We have also seen the clear benefits of small economic empowerment initiatives. For example, young women whom GNWP trained in the Democratic Republic of Congo (DRC) shared that running their own small businesses increased their decision-making power within their families and communities. As highlighted by Ms. Coronel Ferrer, the current gender provisions have not prevented women from being disproportionately disadvantaged economically. All five provinces of the Bangsamoro are at the bottom of the Human Development Index (HDI) rank and women make up only 26.1% of employed members of the labor force.

Women’s meaningful participation in peace processes is one of the six priority areas of accelerated implementation for UN Women in the context of this year’s 20th anniversary of resolution 1325. Ms. Mireille Affa’a, a Policy Specialist in the Peace and Security Section, reaffirmed their commitment and spoke about how UN Women prioritizes women’s leadership and economic empowerment to ensure their peace interventions are sustained through economic recovery and inclusion in economic life post-conflict.

Impact of COVID-19 on women’s meaningful participation and implementation of peace agreements

The panelists also discussed the impacts of the ongoing pandemic of COVID-19 on peace processes and the implementation of peace agreements. During this crisis, many functions of governments, UN, and other institutions have slowed down or cease. Financial, human, and technical resources for the implementation of peace agreements have shifted to COVID-19 response. However, as noted by Ms. Cabrera-Balleza, the founder and chief executive officer of the GNWP, this is a self-defeating strategy, since conflict and violence amplify the impacts of the pandemic and conversely, the pandemic is also a conflict multiplier.

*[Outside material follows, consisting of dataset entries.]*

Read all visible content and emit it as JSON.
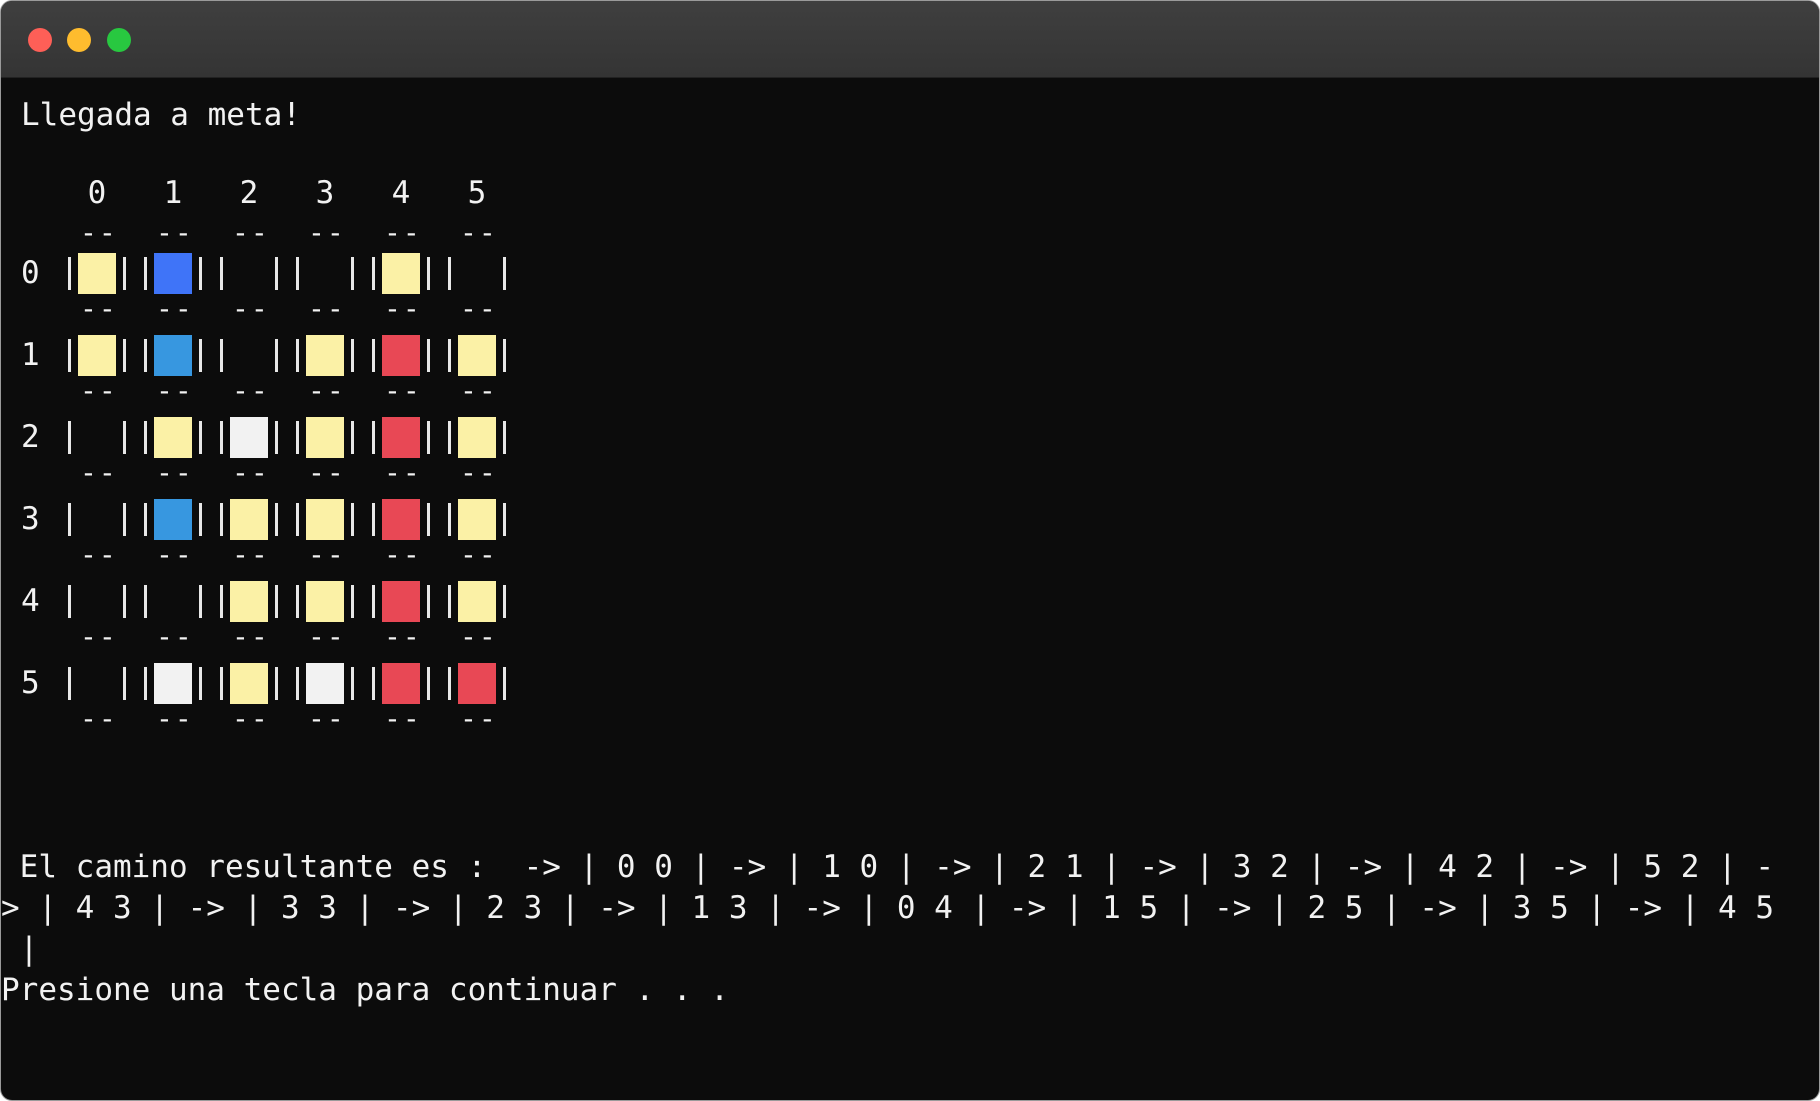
{
  "window": {
    "title": ""
  },
  "terminal": {
    "header": "Llegada a meta!",
    "column_labels": [
      "0",
      "1",
      "2",
      "3",
      "4",
      "5"
    ],
    "row_labels": [
      "0",
      "1",
      "2",
      "3",
      "4",
      "5"
    ],
    "separator": "--",
    "cell_colors": {
      "empty": "#0c0c0c",
      "yellow": "#fbf1a6",
      "blue": "#3f74f8",
      "lightblue": "#3797e0",
      "red": "#e84855",
      "white": "#f2f2f2"
    },
    "grid": [
      [
        "yellow",
        "blue",
        "empty",
        "empty",
        "yellow",
        "empty"
      ],
      [
        "yellow",
        "lightblue",
        "empty",
        "yellow",
        "red",
        "yellow"
      ],
      [
        "empty",
        "yellow",
        "white",
        "yellow",
        "red",
        "yellow"
      ],
      [
        "empty",
        "lightblue",
        "yellow",
        "yellow",
        "red",
        "yellow"
      ],
      [
        "empty",
        "empty",
        "yellow",
        "yellow",
        "red",
        "yellow"
      ],
      [
        "empty",
        "white",
        "yellow",
        "white",
        "red",
        "red"
      ]
    ],
    "path_line_1": " El camino resultante es :  -> | 0 0 | -> | 1 0 | -> | 2 1 | -> | 3 2 | -> | 4 2 | -> | 5 2 | -",
    "path_line_2": "> | 4 3 | -> | 3 3 | -> | 2 3 | -> | 1 3 | -> | 0 4 | -> | 1 5 | -> | 2 5 | -> | 3 5 | -> | 4 5",
    "path_line_3": " |",
    "prompt": "Presione una tecla para continuar . . ."
  }
}
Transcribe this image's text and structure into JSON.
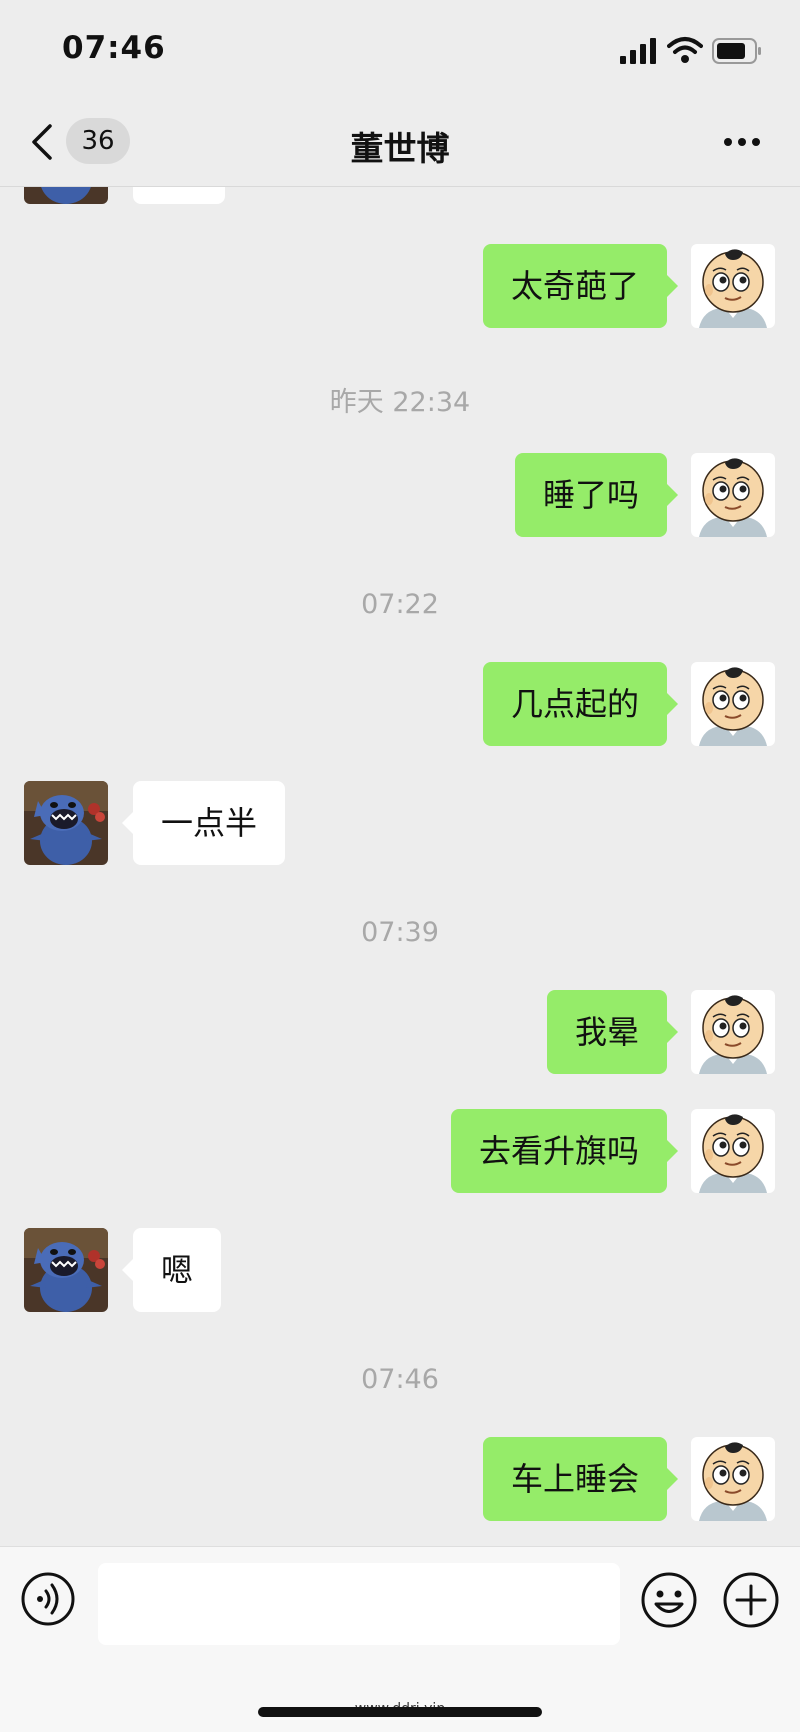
{
  "status_bar": {
    "time": "07:46"
  },
  "nav": {
    "unread_count": "36",
    "title": "董世博"
  },
  "messages": {
    "m1": "太奇葩了",
    "ts1": "昨天 22:34",
    "m2": "睡了吗",
    "ts2": "07:22",
    "m3": "几点起的",
    "m4": "一点半",
    "ts3": "07:39",
    "m5": "我晕",
    "m6": "去看升旗吗",
    "m7": "嗯",
    "ts4": "07:46",
    "m8": "车上睡会"
  },
  "input_bar": {
    "value": ""
  },
  "watermark": "www.ddrj.vip",
  "colors": {
    "sent_bubble": "#95ec69",
    "received_bubble": "#ffffff",
    "background": "#ededed"
  },
  "icons": [
    "back-icon",
    "more-icon",
    "voice-icon",
    "emoji-icon",
    "plus-icon",
    "signal-icon",
    "wifi-icon",
    "battery-icon"
  ]
}
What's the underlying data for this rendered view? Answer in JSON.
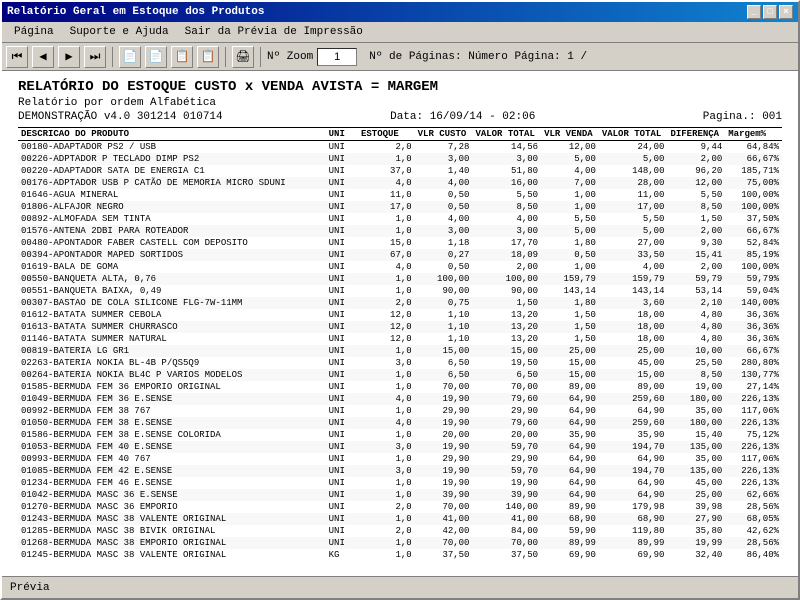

In Colombia, COVID-19 is one of the biggest challenges to peace since 2016. It has affected the implementation of the public policy integrated into the government plans, as well as the development plans at the municipal, departmental, and national levels. The crisis is also aggravating the health and food security challenges in local communities, particularly marginalized communities, who do not have adequate medical and service infrastructure to address COVID 19.

Ms. Deng Alak stated that COVID 19 has brought South Sudan to a standstill. The national government is using the pandemic as an excuse to stall peace processes and keep women out. The threat of hunger and disease plagues the whole country, but women face an additional threat of violence, with reports of increased gang rapes of women by men in uniform during this period. In the Philippines, COVID-19 has further compounded ongoing issues of loss of overseas jobs, investments and tourism, all of which the region relies on heavily.

Despite ongoing challenges, women are expected to play a key role in the reconstruction and recovery of their community and society after this pandemic. As emphasized by UN Women’s Ms. Affa’a, concrete, and sustainable investments into women’s livelihoods are a necessary intervention to build societies up better than before.

The ongoing pandemic compounds many challenges that women peacebuilders and peacemakers face. Yet, as stated by Ms. Cabrera-Balleza, “Peace cannot wait and peace cannot be a casualty of the COVID-19 crisis!”